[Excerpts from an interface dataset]
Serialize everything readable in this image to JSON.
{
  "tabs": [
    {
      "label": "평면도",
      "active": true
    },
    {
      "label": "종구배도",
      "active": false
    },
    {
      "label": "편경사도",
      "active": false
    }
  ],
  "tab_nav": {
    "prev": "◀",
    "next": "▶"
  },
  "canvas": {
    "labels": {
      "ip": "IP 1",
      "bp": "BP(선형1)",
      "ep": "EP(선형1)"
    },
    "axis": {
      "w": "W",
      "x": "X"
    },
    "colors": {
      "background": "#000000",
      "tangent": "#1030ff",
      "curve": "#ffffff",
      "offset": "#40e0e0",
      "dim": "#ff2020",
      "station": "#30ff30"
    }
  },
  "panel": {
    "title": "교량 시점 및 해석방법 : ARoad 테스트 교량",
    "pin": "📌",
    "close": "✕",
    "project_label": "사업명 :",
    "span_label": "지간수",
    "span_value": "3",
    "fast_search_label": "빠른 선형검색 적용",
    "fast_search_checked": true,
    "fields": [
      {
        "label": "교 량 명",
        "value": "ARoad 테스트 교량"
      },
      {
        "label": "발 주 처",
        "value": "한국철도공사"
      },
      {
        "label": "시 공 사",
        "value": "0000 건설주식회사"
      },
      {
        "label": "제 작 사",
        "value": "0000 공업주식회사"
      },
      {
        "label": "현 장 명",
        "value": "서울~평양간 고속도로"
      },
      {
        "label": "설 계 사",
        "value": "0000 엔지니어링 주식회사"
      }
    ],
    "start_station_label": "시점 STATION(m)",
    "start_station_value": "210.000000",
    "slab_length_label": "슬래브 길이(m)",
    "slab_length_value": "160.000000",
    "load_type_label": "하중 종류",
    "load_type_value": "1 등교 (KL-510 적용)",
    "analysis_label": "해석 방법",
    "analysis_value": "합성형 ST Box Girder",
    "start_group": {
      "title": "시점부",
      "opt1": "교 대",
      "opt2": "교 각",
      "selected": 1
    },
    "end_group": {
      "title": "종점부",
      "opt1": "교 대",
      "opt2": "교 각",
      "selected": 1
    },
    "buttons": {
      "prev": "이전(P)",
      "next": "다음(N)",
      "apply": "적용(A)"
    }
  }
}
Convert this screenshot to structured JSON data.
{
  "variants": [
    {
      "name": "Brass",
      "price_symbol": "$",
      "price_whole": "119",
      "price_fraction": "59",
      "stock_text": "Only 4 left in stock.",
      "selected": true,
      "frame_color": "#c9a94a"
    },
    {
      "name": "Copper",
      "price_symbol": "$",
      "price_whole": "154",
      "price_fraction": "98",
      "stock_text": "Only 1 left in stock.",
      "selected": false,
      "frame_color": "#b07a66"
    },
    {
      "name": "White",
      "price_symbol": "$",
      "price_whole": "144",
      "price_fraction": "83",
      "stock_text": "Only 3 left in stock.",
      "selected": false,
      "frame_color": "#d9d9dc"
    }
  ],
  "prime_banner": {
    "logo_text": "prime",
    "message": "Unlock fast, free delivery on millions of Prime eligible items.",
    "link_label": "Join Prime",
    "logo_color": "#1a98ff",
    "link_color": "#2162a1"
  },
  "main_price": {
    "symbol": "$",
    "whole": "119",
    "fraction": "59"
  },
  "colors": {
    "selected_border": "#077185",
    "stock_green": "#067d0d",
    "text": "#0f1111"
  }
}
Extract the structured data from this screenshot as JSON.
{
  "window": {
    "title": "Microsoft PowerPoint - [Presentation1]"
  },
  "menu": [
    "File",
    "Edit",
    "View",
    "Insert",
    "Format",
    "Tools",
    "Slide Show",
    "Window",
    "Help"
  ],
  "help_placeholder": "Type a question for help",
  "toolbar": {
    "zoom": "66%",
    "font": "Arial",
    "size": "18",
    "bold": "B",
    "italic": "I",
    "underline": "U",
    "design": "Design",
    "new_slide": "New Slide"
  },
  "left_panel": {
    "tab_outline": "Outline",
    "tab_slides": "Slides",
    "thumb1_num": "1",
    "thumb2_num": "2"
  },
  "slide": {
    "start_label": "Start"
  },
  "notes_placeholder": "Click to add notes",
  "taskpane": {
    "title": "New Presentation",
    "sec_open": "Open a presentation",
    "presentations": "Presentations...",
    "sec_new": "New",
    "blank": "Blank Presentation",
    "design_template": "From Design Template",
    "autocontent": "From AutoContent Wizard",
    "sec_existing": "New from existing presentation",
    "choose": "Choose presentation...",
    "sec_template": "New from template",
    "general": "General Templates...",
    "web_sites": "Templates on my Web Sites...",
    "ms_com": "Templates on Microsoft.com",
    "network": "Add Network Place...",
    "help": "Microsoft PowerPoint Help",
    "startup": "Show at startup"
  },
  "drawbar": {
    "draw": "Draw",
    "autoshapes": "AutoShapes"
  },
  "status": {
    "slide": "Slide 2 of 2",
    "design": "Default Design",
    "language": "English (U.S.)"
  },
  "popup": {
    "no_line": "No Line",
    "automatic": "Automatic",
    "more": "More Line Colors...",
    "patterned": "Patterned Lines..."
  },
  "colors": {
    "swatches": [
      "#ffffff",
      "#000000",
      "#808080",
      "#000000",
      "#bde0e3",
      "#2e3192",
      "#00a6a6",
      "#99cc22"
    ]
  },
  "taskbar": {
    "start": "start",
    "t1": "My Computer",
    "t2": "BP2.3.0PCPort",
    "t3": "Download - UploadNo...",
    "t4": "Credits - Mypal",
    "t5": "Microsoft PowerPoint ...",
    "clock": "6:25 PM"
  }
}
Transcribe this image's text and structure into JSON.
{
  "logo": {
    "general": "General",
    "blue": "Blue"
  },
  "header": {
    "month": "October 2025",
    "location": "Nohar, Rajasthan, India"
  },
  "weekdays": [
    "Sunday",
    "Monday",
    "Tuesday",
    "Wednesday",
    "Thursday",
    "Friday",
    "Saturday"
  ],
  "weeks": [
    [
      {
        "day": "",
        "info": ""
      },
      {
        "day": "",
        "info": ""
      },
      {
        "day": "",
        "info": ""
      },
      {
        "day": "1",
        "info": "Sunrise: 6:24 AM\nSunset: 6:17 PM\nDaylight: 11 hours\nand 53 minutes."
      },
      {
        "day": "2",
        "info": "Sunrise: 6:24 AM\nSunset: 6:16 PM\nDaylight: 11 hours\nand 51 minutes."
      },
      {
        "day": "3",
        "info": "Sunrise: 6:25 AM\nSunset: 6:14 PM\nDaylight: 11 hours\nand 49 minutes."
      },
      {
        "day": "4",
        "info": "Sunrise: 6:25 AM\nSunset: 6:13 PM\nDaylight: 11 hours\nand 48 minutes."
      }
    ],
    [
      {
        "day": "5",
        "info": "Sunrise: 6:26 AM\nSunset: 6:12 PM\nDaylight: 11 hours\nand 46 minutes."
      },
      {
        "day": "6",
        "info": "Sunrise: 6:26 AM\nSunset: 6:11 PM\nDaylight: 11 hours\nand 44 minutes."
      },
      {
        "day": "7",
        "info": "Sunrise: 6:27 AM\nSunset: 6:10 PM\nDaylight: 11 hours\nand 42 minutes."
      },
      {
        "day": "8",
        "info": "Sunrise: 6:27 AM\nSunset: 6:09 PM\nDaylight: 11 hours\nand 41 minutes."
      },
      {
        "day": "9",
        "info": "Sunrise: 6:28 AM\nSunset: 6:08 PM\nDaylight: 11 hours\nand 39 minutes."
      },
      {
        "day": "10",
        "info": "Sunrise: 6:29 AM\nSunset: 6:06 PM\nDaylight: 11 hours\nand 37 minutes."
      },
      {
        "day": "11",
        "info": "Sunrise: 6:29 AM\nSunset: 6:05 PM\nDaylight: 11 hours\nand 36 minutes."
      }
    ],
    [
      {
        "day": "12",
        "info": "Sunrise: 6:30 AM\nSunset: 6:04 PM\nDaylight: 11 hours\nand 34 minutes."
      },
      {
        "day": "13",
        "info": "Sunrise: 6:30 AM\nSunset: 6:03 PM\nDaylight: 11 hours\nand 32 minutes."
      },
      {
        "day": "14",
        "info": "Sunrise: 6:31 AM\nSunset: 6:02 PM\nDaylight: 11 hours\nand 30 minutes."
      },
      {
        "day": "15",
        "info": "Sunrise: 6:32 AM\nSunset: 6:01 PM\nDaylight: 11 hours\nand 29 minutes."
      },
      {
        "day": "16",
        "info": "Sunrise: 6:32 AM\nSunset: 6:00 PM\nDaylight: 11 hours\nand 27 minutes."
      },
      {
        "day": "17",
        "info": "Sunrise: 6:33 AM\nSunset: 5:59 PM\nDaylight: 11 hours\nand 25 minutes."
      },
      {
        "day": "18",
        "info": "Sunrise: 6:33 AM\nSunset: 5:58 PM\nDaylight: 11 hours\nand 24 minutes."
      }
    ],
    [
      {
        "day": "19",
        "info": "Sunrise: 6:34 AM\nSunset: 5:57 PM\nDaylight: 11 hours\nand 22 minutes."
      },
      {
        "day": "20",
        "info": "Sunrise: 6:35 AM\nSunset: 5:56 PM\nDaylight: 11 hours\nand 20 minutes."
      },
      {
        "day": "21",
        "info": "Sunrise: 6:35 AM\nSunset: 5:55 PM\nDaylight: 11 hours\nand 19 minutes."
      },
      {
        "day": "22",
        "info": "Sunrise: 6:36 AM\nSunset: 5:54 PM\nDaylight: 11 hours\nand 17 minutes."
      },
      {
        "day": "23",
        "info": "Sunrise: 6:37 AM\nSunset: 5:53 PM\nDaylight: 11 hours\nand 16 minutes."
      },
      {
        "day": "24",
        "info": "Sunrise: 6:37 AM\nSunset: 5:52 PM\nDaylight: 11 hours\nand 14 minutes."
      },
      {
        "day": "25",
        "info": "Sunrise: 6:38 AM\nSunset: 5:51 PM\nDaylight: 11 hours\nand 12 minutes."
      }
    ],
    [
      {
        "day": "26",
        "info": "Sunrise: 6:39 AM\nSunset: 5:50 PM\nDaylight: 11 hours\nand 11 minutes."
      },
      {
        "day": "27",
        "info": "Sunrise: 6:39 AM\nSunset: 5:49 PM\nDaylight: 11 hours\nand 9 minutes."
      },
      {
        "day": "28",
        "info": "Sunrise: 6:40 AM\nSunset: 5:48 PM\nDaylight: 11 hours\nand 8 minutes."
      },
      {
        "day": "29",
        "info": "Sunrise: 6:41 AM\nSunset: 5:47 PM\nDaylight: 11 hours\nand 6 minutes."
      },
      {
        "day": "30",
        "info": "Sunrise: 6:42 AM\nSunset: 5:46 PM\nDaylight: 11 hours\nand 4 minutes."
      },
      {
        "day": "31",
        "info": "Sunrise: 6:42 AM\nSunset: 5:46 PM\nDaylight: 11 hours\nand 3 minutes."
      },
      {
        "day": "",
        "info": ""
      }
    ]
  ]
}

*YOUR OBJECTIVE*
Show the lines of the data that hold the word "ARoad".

*ANSWER TO THIS TASK*
    "title": "교량 시점 및 해석방법 : ARoad 테스트 교량",
        "value": "ARoad 테스트 교량"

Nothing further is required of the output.